>I guess the problem people are having with my thesis is that they >are willing to accept (a) the mathematical existence of S, similar >to that of the object 6, and they are willing to accept (b) the >mathematical existence of a bijection f from w_1 to P(N), similar >to that of the object 6, but they are not willing to accept both >(a) and (b), because the object 6 is special -- it really and truly >exists in some sense, and that property of really existing cannot be >shared by contradictory objects like S and f.
I don't think that's right at all. It doesn't have anything to do with 6 being special.
To get it back to a traditional paradox, let's say that there is a strong man, Hercules, who can lift any rock, no matter how heavy. Let's also say that there is a rock, the Heavystone, that is so heavy that no man can lift it.
It's conceivable that there could be a Hercules. It is conceivable that there could be a Heavystone. But certainly it is impossible for *both* to exist.

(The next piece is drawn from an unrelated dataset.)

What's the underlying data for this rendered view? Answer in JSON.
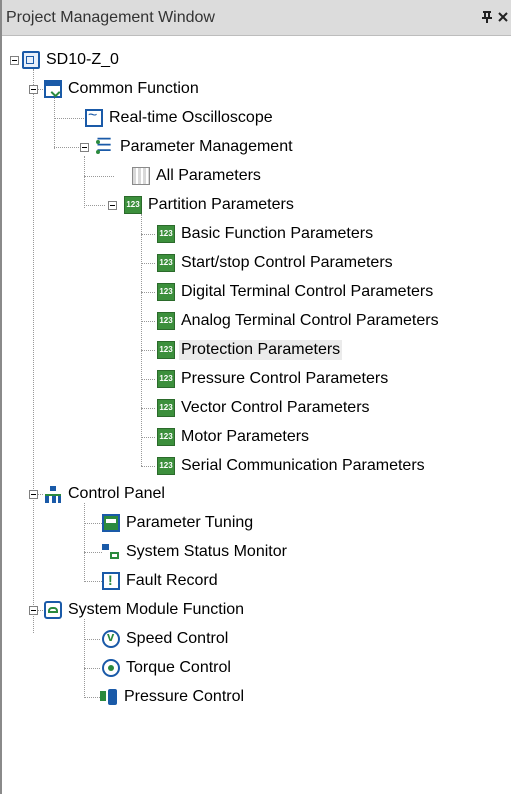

If Heavystone exists, then there is no man who can lift any rock. If Hercules exists, then there is no rock that is too heavy to lift.
Some pairs of defined objects are mutually inconsistent: they can't both exist.
Now, there might be a way to weasel out of it by talking about "possible universes": Hercules exists in one possible universe, and Heavystone exists in a different possible universe. But then you're waffling about the meaning of the word "exists". Do you mean exists within *one* universe, or exists within *any* universe?